■ **EXERCISE**
Would you retype the listing below word for word, without any of its pictures?
DATA RECORDS below:
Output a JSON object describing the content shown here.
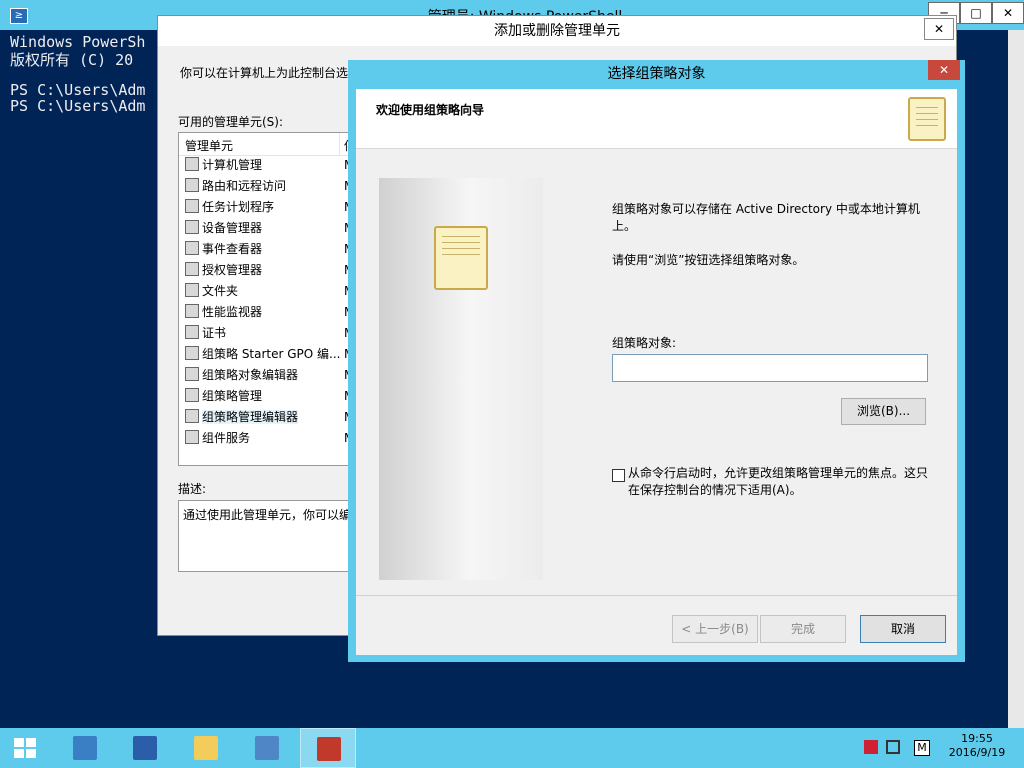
{
  "powershell": {
    "title": "管理员: Windows PowerShell",
    "icon": "powershell-icon",
    "lines": [
      "Windows PowerSh",
      "版权所有 (C) 20",
      "",
      "PS C:\\Users\\Adm",
      "PS C:\\Users\\Adm"
    ],
    "minimize": "─",
    "maximize": "□",
    "close": "✕"
  },
  "add_snapin_dialog": {
    "title": "添加或删除管理单元",
    "close": "✕",
    "description": "你可以在计算机上为此控制台选",
    "available_label": "可用的管理单元(S):",
    "columns": [
      "管理单元",
      "供"
    ],
    "items": [
      {
        "label": "计算机管理",
        "icon": "computer-management-icon",
        "vendor": "M"
      },
      {
        "label": "路由和远程访问",
        "icon": "routing-icon",
        "vendor": "M"
      },
      {
        "label": "任务计划程序",
        "icon": "clock-icon",
        "vendor": "M"
      },
      {
        "label": "设备管理器",
        "icon": "device-manager-icon",
        "vendor": "M"
      },
      {
        "label": "事件查看器",
        "icon": "event-viewer-icon",
        "vendor": "M"
      },
      {
        "label": "授权管理器",
        "icon": "authorization-icon",
        "vendor": "M"
      },
      {
        "label": "文件夹",
        "icon": "folder-icon",
        "vendor": "M"
      },
      {
        "label": "性能监视器",
        "icon": "performance-icon",
        "vendor": "M"
      },
      {
        "label": "证书",
        "icon": "certificate-icon",
        "vendor": "M"
      },
      {
        "label": "组策略 Starter GPO 编...",
        "icon": "gpo-icon",
        "vendor": "M"
      },
      {
        "label": "组策略对象编辑器",
        "icon": "gpo-icon",
        "vendor": "M"
      },
      {
        "label": "组策略管理",
        "icon": "gpo-icon",
        "vendor": "M"
      },
      {
        "label": "组策略管理编辑器",
        "icon": "gpo-icon",
        "vendor": "M"
      },
      {
        "label": "组件服务",
        "icon": "component-services-icon",
        "vendor": "M"
      }
    ],
    "selected_index": 12,
    "desc_label": "描述:",
    "desc_text": "通过使用此管理单元，你可以编"
  },
  "gpo_wizard": {
    "title": "选择组策略对象",
    "close": "✕",
    "heading": "欢迎使用组策略向导",
    "text1": "组策略对象可以存储在 Active Directory 中或本地计算机上。",
    "text2": "请使用“浏览”按钮选择组策略对象。",
    "field_label": "组策略对象:",
    "field_value": "",
    "browse": "浏览(B)...",
    "checkbox_label": "从命令行启动时，允许更改组策略管理单元的焦点。这只在保存控制台的情况下适用(A)。",
    "checkbox_checked": false,
    "back": "< 上一步(B)",
    "finish": "完成",
    "cancel": "取消"
  },
  "taskbar": {
    "items": [
      "start-icon",
      "server-manager-icon",
      "powershell-icon",
      "file-explorer-icon",
      "control-panel-icon",
      "toolbox-icon"
    ],
    "active_index": 5,
    "time": "19:55",
    "date": "2016/9/19",
    "lang": "M"
  },
  "colors": {
    "accent": "#5ecbec",
    "console_bg": "#012456",
    "close_red": "#c7483d"
  }
}
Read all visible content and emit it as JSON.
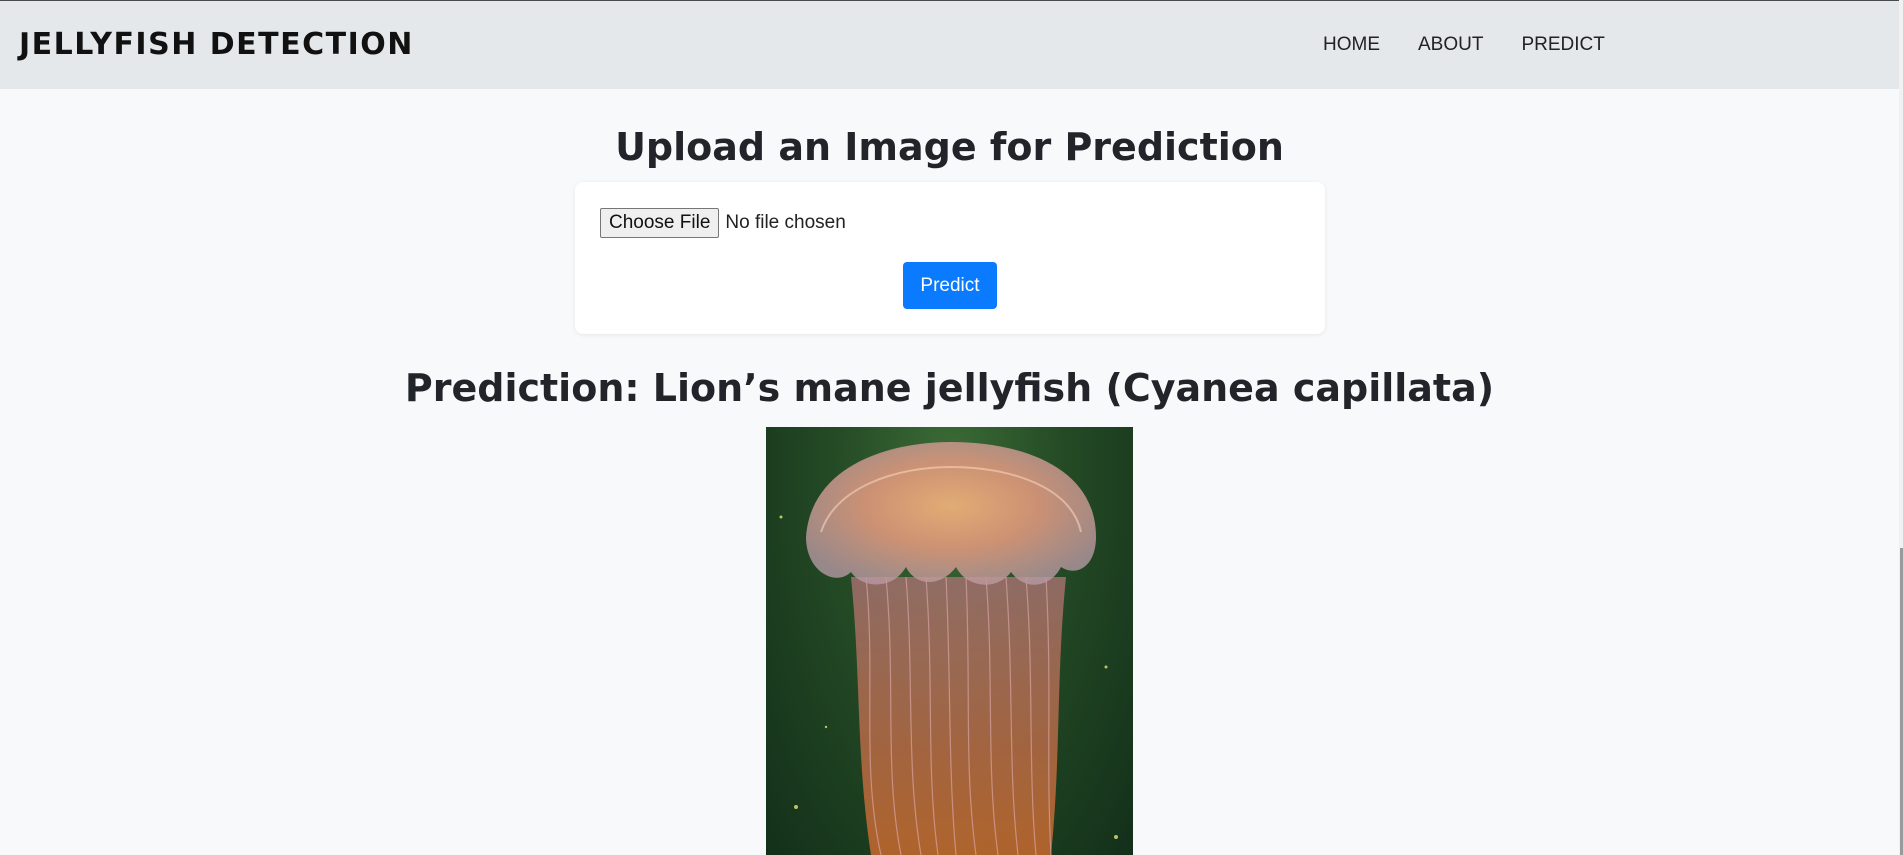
{
  "navbar": {
    "brand": "JELLYFISH DETECTION",
    "links": [
      "HOME",
      "ABOUT",
      "PREDICT"
    ]
  },
  "upload": {
    "title": "Upload an Image for Prediction",
    "choose_file_label": "Choose File",
    "file_status": "No file chosen",
    "predict_label": "Predict"
  },
  "result": {
    "prediction_text": "Prediction: Lion’s mane jellyfish (Cyanea capillata)",
    "image_subject": "jellyfish-photo"
  },
  "colors": {
    "navbar_bg": "#e5e8eb",
    "page_bg": "#f8f9fa",
    "primary": "#0a7bff"
  }
}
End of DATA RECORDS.
■ **RESPONSE TO THIS EXERCISE**
Output a JSON object describing the content shown here.
{
  "powershell": {
    "title": "管理员: Windows PowerShell",
    "icon": "powershell-icon",
    "lines": [
      "Windows PowerSh",
      "版权所有 (C) 20",
      "",
      "PS C:\\Users\\Adm",
      "PS C:\\Users\\Adm"
    ],
    "minimize": "─",
    "maximize": "□",
    "close": "✕"
  },
  "add_snapin_dialog": {
    "title": "添加或删除管理单元",
    "close": "✕",
    "description": "你可以在计算机上为此控制台选",
    "available_label": "可用的管理单元(S):",
    "columns": [
      "管理单元",
      "供"
    ],
    "items": [
      {
        "label": "计算机管理",
        "icon": "computer-management-icon",
        "vendor": "M"
      },
      {
        "label": "路由和远程访问",
        "icon": "routing-icon",
        "vendor": "M"
      },
      {
        "label": "任务计划程序",
        "icon": "clock-icon",
        "vendor": "M"
      },
      {
        "label": "设备管理器",
        "icon": "device-manager-icon",
        "vendor": "M"
      },
      {
        "label": "事件查看器",
        "icon": "event-viewer-icon",
        "vendor": "M"
      },
      {
        "label": "授权管理器",
        "icon": "authorization-icon",
        "vendor": "M"
      },
      {
        "label": "文件夹",
        "icon": "folder-icon",
        "vendor": "M"
      },
      {
        "label": "性能监视器",
        "icon": "performance-icon",
        "vendor": "M"
      },
      {
        "label": "证书",
        "icon": "certificate-icon",
        "vendor": "M"
      },
      {
        "label": "组策略 Starter GPO 编...",
        "icon": "gpo-icon",
        "vendor": "M"
      },
      {
        "label": "组策略对象编辑器",
        "icon": "gpo-icon",
        "vendor": "M"
      },
      {
        "label": "组策略管理",
        "icon": "gpo-icon",
        "vendor": "M"
      },
      {
        "label": "组策略管理编辑器",
        "icon": "gpo-icon",
        "vendor": "M"
      },
      {
        "label": "组件服务",
        "icon": "component-services-icon",
        "vendor": "M"
      }
    ],
    "selected_index": 12,
    "desc_label": "描述:",
    "desc_text": "通过使用此管理单元，你可以编"
  },
  "gpo_wizard": {
    "title": "选择组策略对象",
    "close": "✕",
    "heading": "欢迎使用组策略向导",
    "text1": "组策略对象可以存储在 Active Directory 中或本地计算机上。",
    "text2": "请使用“浏览”按钮选择组策略对象。",
    "field_label": "组策略对象:",
    "field_value": "",
    "browse": "浏览(B)...",
    "checkbox_label": "从命令行启动时，允许更改组策略管理单元的焦点。这只在保存控制台的情况下适用(A)。",
    "checkbox_checked": false,
    "back": "< 上一步(B)",
    "finish": "完成",
    "cancel": "取消"
  },
  "taskbar": {
    "items": [
      "start-icon",
      "server-manager-icon",
      "powershell-icon",
      "file-explorer-icon",
      "control-panel-icon",
      "toolbox-icon"
    ],
    "active_index": 5,
    "time": "19:55",
    "date": "2016/9/19",
    "lang": "M"
  },
  "colors": {
    "accent": "#5ecbec",
    "console_bg": "#012456",
    "close_red": "#c7483d"
  }
}
Read all visible content and emit it as JSON.
{
  "navbar": {
    "brand": "JELLYFISH DETECTION",
    "links": [
      "HOME",
      "ABOUT",
      "PREDICT"
    ]
  },
  "upload": {
    "title": "Upload an Image for Prediction",
    "choose_file_label": "Choose File",
    "file_status": "No file chosen",
    "predict_label": "Predict"
  },
  "result": {
    "prediction_text": "Prediction: Lion’s mane jellyfish (Cyanea capillata)",
    "image_subject": "jellyfish-photo"
  },
  "colors": {
    "navbar_bg": "#e5e8eb",
    "page_bg": "#f8f9fa",
    "primary": "#0a7bff"
  }
}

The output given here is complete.